Preparing for Your Vasectomy
Although vasectomy reversals exist, they are not always 100% effective, so it’s important to be certain that you do not want to father a child in the future. In the days leading up to your vasectomy, your doctor will have you arrange for a ride home to avoid pressure on the area caused by driving. Your doctor may also recommend that you stop taking aspirin, nonsteroidal anti-inflammatory drugs, or other blood-thinning medications in the days leading up to your vasectomy. They may also suggest that you bring a pair of supportive underwear to help minimize swelling and support the scrotum.
What to Expect From Your Vasectomy
It’s normal to have bruising, pain, and swelling for a day or two following your surgery. While uncommon, it’s important to ensure there are no signs of infection, such as fever or worsening pain.
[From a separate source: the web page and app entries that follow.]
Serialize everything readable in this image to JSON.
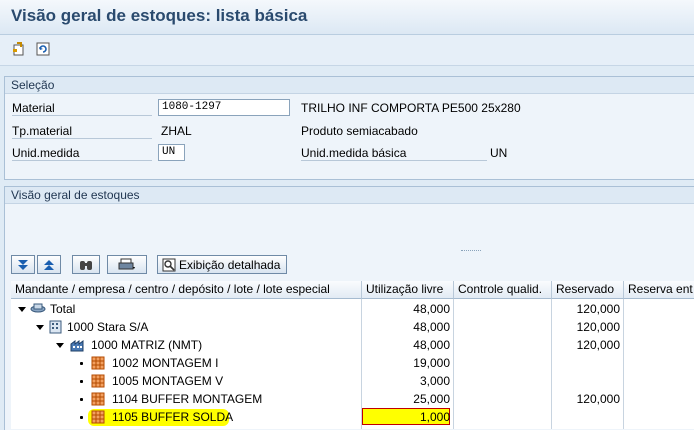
{
  "window": {
    "title": "Visão geral de estoques: lista básica"
  },
  "toolbar": {
    "icons": [
      "new-document-icon",
      "refresh-icon"
    ]
  },
  "selection": {
    "title": "Seleção",
    "material_label": "Material",
    "material_value": "1080-1297",
    "material_desc": "TRILHO INF COMPORTA PE500 25x280",
    "type_label": "Tp.material",
    "type_value": "ZHAL",
    "type_desc": "Produto semiacabado",
    "unit_label": "Unid.medida",
    "unit_value": "UN",
    "base_unit_label": "Unid.medida básica",
    "base_unit_value": "UN"
  },
  "overview": {
    "title": "Visão geral de estoques",
    "detail_button": "Exibição detalhada"
  },
  "table": {
    "headers": [
      "Mandante / empresa / centro / depósito / lote / lote especial",
      "Utilização livre",
      "Controle qualid.",
      "Reservado",
      "Reserva ent"
    ],
    "rows": [
      {
        "name": "Total",
        "free": "48,000",
        "reserved": "120,000"
      },
      {
        "name": "1000 Stara S/A",
        "free": "48,000",
        "reserved": "120,000"
      },
      {
        "name": "1000 MATRIZ (NMT)",
        "free": "48,000",
        "reserved": "120,000"
      },
      {
        "name": "1002 MONTAGEM I",
        "free": "19,000",
        "reserved": ""
      },
      {
        "name": "1005 MONTAGEM V",
        "free": "3,000",
        "reserved": ""
      },
      {
        "name": "1104 BUFFER MONTAGEM",
        "free": "25,000",
        "reserved": "120,000"
      },
      {
        "name": "1105 BUFFER SOLDA",
        "free": "1,000",
        "reserved": ""
      }
    ]
  },
  "colors": {
    "highlight": "#ffff00",
    "title": "#2a4a6e",
    "selected_border": "#c00000"
  }
}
Use the first 24 hours after your vasectomy to rest, and while you can return to light activity after about two to three days, you should avoid heavy lifting or vigorous activity for a week. It’s also recommended to avoid any sexual activity for a week as well. It is estimated that sperm remains in the semen for about 15 to 20 ejaculations following a vasectomy, so it’s important to use a backup birth control method for the first several weeks following your surgery to avoid pregnancy. For any questions or concerns, you can always reach out to Alliance Urology Specialists.
Make an Appointment
For questions about the male reproductive system or to schedule a service with one of our providers, contact Alliance Urology Specialists today. Our team has years of experience treating issues pertaining to the urinary tract, male infertility, pelvic floor dysfunction, and more. Alliance Urology Specialists offers in-office procedures such as Rezūm, vasectomy, and more. For questions and inquiries, please call our office in Greensboro at (336) 274-1114.